### Work instructions:
Go through the records and set each one down exactly, skipping any picture.

### Input records:
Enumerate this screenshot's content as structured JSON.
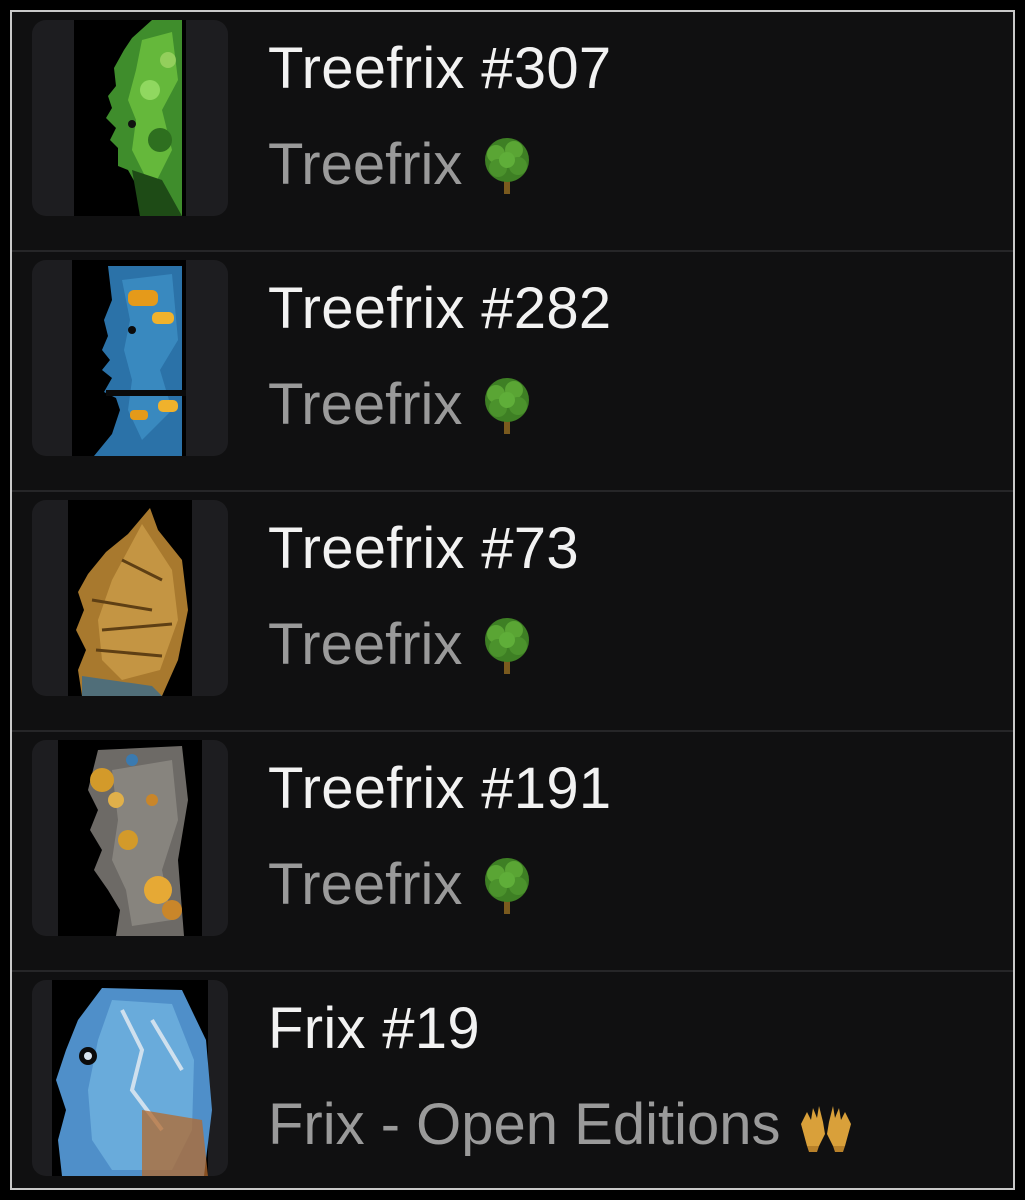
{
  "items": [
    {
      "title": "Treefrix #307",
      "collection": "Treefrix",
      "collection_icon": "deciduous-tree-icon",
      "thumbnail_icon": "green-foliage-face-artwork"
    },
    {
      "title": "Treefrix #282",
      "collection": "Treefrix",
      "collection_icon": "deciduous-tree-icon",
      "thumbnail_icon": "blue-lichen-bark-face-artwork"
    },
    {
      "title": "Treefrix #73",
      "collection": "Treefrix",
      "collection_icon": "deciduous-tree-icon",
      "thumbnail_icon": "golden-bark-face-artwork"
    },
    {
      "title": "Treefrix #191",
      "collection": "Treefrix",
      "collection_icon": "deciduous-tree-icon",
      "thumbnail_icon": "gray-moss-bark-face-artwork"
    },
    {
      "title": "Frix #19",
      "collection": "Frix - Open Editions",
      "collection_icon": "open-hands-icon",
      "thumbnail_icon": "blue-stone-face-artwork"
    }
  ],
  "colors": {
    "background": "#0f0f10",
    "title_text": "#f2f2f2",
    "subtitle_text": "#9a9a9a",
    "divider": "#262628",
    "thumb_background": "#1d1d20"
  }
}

### Exercise output:
Enumerate this screenshot's content as structured JSON.
{
  "items": [
    {
      "title": "Treefrix #307",
      "collection": "Treefrix",
      "collection_icon": "deciduous-tree-icon",
      "thumbnail_icon": "green-foliage-face-artwork"
    },
    {
      "title": "Treefrix #282",
      "collection": "Treefrix",
      "collection_icon": "deciduous-tree-icon",
      "thumbnail_icon": "blue-lichen-bark-face-artwork"
    },
    {
      "title": "Treefrix #73",
      "collection": "Treefrix",
      "collection_icon": "deciduous-tree-icon",
      "thumbnail_icon": "golden-bark-face-artwork"
    },
    {
      "title": "Treefrix #191",
      "collection": "Treefrix",
      "collection_icon": "deciduous-tree-icon",
      "thumbnail_icon": "gray-moss-bark-face-artwork"
    },
    {
      "title": "Frix #19",
      "collection": "Frix - Open Editions",
      "collection_icon": "open-hands-icon",
      "thumbnail_icon": "blue-stone-face-artwork"
    }
  ],
  "colors": {
    "background": "#0f0f10",
    "title_text": "#f2f2f2",
    "subtitle_text": "#9a9a9a",
    "divider": "#262628",
    "thumb_background": "#1d1d20"
  }
}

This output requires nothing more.